As for "experimenting", no I try to avoid messing around with the lighting too much so I don't stress him out. The computer and the switch board can handle rapid changes (the switch board uses 1x 2N3706 NPN and 1x 2n3704 PNP transistors per switch channel which can switch up to 100MHz (in total there are 6x transistor switch channels plus 1x 230VAC relay via a 2N3706 although the relay is currently not connected to anything)). When the LED's are fading up and down, the RasPi currently pulses at 120Hz which is faster then the human and hamster eye can register (note that the code I published is the basic core software, it is different to the code that the computer is currently running). As for other colours such as blue, pink, green ect, I tried it once with my LED parcan stage light but he didn't seem to react, but I didn't play do any kind of proper light show for him, again I don't want to stress him out.
Technically hamsters have poor eye sight but their eyes have wide angle lenses which allows more light to enter the eye and allows them to see better in darkness compared to humans. They use smell, sound/vibration and their whiskers as their main senses. Indeed they are pretty much colourblind, its one reason I haven't painted the inside on the cage, it seems pointless when he only sees grayscale plus if he chews the ice lolly sticks for example, said paint may get ingested and regardless of how "non-toxic" a given paint claims to be, paint isn't something that should be eaten.

Share this post

Link to post
Share on other sites

Create an account or sign in to comment

You need to be a member in order to leave a comment

Create an account

Sign up for a new account in our community. It's easy!

Register a new account

Sign in
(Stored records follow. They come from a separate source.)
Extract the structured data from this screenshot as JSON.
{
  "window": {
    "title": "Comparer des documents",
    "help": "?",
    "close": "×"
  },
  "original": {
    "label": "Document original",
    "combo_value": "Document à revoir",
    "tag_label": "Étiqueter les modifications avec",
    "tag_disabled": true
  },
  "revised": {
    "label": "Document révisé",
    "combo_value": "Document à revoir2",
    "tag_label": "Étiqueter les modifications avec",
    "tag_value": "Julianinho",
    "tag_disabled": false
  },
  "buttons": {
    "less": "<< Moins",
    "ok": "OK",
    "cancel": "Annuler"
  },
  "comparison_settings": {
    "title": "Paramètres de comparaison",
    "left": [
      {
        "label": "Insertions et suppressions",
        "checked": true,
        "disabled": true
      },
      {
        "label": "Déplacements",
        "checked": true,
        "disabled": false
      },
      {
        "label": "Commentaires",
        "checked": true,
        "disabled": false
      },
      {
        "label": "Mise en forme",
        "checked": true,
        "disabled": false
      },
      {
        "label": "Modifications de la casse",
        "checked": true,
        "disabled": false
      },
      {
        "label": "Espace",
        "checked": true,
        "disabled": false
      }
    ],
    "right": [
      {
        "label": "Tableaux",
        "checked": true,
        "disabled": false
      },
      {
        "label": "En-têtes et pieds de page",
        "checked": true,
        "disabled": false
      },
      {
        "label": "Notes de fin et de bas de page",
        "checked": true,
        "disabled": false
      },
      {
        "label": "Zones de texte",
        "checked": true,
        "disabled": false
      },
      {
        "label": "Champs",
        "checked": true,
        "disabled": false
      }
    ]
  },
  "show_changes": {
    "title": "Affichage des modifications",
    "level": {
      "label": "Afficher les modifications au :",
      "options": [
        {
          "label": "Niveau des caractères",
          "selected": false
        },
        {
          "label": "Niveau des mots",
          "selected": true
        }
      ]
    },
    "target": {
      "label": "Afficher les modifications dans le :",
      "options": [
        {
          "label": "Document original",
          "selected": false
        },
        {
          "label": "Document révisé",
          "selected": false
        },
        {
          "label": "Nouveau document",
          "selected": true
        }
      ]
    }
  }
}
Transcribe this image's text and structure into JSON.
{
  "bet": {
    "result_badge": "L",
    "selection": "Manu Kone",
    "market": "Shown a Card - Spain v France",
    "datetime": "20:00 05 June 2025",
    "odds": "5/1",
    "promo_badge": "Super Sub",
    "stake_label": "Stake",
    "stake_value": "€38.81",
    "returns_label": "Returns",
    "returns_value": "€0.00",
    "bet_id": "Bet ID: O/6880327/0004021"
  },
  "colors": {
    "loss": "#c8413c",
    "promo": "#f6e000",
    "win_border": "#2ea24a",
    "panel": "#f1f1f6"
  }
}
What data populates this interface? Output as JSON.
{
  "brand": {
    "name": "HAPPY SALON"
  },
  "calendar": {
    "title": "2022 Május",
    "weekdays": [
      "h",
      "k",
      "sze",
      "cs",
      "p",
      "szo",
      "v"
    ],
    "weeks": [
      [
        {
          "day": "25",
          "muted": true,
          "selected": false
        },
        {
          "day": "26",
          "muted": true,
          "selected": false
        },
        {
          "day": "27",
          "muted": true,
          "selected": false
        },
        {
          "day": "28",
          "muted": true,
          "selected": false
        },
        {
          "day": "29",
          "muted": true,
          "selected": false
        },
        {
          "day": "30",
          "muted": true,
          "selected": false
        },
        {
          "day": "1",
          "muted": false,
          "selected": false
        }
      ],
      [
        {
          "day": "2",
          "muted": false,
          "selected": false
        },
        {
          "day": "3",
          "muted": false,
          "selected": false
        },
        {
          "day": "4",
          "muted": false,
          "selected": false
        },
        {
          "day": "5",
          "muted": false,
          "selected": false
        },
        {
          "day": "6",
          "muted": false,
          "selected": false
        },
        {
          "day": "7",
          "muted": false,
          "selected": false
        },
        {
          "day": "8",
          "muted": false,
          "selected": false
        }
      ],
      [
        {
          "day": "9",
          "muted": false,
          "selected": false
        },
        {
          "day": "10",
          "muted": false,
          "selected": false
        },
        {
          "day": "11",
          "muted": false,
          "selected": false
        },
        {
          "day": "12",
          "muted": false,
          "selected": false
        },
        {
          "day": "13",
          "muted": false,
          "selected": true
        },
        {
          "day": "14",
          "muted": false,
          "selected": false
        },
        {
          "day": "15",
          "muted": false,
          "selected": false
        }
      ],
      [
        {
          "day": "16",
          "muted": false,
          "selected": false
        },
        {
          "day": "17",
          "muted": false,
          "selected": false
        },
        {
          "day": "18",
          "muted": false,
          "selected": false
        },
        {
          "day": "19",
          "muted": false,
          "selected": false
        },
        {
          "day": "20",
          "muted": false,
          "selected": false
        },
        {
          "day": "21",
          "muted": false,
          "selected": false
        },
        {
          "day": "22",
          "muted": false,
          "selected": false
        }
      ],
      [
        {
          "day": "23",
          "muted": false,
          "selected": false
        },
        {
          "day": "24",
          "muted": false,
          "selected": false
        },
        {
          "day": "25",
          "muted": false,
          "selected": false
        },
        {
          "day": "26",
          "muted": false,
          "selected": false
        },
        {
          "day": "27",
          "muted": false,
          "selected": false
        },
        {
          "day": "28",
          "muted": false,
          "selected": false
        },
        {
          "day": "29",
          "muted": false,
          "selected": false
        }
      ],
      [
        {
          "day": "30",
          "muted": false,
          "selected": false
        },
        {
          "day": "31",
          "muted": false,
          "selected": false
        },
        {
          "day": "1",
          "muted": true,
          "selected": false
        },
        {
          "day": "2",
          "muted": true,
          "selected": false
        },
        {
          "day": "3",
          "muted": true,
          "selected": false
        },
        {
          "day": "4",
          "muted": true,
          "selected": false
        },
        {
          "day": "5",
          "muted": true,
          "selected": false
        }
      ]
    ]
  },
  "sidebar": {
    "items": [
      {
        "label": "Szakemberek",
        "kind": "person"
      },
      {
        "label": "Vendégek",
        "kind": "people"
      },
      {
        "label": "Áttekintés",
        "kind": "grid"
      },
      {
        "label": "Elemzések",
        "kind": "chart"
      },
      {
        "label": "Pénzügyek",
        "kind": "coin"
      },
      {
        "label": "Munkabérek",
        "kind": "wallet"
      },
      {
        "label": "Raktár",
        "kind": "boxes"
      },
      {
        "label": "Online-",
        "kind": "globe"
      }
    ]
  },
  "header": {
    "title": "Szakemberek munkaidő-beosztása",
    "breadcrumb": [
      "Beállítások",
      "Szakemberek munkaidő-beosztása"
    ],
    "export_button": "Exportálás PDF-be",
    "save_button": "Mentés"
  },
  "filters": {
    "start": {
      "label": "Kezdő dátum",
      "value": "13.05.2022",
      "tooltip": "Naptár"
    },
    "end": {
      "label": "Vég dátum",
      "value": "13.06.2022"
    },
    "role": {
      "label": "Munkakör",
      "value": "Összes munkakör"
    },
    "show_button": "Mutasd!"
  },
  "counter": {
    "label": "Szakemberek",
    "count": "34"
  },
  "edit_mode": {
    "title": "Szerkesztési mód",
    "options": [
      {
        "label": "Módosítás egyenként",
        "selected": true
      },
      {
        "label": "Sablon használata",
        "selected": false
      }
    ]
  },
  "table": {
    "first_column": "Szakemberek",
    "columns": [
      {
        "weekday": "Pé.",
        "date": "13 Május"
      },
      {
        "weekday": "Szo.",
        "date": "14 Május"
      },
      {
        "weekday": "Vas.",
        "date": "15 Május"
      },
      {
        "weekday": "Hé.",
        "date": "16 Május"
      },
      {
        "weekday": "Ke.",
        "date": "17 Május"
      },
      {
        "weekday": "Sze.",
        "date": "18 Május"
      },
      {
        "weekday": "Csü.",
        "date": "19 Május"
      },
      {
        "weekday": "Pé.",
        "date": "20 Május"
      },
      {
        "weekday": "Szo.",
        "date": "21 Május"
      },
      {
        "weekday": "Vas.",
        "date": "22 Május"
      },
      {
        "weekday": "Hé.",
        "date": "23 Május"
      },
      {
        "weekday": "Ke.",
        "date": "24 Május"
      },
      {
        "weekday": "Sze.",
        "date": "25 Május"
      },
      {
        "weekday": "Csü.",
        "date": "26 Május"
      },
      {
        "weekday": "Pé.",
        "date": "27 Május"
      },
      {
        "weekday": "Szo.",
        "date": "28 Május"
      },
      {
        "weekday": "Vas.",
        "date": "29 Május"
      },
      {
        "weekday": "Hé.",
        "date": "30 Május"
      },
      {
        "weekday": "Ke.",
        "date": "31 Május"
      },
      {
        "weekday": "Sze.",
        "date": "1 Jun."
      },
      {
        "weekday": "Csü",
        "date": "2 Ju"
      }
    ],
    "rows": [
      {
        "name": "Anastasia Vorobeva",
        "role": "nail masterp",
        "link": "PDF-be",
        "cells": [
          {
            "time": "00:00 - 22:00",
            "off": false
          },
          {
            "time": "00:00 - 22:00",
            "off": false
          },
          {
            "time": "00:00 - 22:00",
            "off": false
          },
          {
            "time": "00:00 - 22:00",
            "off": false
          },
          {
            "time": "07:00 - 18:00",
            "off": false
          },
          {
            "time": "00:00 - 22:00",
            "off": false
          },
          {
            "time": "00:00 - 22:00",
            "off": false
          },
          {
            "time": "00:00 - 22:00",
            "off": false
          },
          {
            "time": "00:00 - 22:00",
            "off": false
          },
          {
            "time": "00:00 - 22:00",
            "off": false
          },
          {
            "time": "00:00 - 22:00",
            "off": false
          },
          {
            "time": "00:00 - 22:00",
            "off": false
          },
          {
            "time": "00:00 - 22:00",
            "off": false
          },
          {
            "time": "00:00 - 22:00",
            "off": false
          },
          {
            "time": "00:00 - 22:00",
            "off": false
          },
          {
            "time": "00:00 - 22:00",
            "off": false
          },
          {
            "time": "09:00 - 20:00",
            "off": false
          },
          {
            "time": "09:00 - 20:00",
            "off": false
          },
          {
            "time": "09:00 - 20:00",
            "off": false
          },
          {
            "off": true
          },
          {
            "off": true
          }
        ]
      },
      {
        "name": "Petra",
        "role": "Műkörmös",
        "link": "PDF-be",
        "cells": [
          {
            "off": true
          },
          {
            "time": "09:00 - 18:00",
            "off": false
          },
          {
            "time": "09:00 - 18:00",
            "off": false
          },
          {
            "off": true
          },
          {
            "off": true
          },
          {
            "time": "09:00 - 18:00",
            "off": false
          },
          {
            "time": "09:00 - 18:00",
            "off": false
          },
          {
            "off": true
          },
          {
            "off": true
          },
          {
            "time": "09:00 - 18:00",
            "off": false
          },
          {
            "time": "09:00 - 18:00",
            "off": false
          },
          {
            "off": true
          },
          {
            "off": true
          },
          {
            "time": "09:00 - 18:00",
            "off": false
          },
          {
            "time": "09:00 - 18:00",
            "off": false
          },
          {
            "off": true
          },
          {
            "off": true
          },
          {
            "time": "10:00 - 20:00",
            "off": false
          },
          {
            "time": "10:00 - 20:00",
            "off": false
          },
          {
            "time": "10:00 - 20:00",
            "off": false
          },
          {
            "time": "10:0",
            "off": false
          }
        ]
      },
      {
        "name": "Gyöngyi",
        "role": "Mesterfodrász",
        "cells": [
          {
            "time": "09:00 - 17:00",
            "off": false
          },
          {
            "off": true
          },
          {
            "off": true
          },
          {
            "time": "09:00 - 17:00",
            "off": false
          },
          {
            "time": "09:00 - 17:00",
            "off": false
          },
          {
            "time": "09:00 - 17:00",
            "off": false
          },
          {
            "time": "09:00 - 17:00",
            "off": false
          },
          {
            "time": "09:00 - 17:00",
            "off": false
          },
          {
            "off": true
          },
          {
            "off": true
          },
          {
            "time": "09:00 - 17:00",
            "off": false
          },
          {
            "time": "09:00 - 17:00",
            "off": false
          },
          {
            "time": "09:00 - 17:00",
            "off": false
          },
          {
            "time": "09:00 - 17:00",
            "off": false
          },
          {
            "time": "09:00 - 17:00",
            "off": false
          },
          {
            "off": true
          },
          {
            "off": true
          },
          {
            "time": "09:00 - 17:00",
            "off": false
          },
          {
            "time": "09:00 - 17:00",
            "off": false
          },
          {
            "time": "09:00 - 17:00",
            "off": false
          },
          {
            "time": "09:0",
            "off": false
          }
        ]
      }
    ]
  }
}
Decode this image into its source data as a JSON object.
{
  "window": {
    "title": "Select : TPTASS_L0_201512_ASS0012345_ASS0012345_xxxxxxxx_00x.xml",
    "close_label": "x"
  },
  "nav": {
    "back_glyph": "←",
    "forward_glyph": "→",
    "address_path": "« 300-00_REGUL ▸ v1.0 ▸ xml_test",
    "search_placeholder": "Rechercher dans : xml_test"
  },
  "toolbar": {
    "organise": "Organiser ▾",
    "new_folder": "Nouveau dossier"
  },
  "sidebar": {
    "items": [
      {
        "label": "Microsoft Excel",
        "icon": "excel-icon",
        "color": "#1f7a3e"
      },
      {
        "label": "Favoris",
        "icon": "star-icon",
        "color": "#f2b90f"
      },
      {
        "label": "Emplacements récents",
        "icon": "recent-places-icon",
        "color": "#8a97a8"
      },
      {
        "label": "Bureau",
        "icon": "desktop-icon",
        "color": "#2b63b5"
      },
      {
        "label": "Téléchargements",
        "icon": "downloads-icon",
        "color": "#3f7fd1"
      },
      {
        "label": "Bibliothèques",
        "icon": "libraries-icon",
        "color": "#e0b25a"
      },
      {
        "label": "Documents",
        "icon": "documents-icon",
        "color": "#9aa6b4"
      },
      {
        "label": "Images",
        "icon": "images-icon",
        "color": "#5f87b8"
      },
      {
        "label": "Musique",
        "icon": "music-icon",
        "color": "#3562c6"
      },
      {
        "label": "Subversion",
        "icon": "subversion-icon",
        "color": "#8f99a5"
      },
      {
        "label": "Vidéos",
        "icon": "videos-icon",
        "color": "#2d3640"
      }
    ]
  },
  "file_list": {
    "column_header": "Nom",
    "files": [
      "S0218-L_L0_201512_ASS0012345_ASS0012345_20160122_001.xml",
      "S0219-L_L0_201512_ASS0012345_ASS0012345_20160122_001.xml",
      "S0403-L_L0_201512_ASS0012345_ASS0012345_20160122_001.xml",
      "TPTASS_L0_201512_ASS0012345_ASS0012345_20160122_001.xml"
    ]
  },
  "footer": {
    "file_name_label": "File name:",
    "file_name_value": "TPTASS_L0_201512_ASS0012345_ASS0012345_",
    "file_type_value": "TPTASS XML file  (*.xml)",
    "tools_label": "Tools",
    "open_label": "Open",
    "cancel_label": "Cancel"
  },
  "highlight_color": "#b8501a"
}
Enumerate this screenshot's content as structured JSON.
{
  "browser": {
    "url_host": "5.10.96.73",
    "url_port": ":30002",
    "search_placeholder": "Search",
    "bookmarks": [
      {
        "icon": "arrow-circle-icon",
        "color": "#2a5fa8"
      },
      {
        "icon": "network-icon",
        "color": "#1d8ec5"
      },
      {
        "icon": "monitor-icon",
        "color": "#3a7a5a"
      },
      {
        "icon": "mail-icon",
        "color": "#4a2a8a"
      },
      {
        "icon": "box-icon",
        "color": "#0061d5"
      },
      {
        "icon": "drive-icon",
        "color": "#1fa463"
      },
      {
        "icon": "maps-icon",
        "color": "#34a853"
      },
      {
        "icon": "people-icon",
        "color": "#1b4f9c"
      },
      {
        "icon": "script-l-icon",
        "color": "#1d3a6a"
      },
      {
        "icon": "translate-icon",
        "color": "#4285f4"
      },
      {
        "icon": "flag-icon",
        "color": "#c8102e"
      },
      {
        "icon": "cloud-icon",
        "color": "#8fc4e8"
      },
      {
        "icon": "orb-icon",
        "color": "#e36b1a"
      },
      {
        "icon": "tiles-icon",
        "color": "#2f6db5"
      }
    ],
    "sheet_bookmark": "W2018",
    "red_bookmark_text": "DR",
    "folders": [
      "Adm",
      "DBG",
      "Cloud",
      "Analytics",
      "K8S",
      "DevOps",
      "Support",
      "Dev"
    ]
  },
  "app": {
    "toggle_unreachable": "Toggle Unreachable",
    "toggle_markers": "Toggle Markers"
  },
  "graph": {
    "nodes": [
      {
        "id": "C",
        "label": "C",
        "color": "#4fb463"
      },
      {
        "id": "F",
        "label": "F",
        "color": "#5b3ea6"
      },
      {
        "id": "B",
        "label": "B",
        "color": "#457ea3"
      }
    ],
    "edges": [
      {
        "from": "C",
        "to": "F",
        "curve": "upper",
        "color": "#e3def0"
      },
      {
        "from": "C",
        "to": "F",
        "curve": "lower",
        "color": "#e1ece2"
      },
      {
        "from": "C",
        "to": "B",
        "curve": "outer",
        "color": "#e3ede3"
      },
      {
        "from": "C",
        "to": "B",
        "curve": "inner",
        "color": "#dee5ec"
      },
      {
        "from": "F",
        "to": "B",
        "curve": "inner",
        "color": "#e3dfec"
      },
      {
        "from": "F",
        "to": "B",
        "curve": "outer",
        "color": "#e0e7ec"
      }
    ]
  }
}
Already have an account? Sign in here.

Sign In Now
Sign in to follow this  

  • Recently Browsing   0 members

    No registered users viewing this page.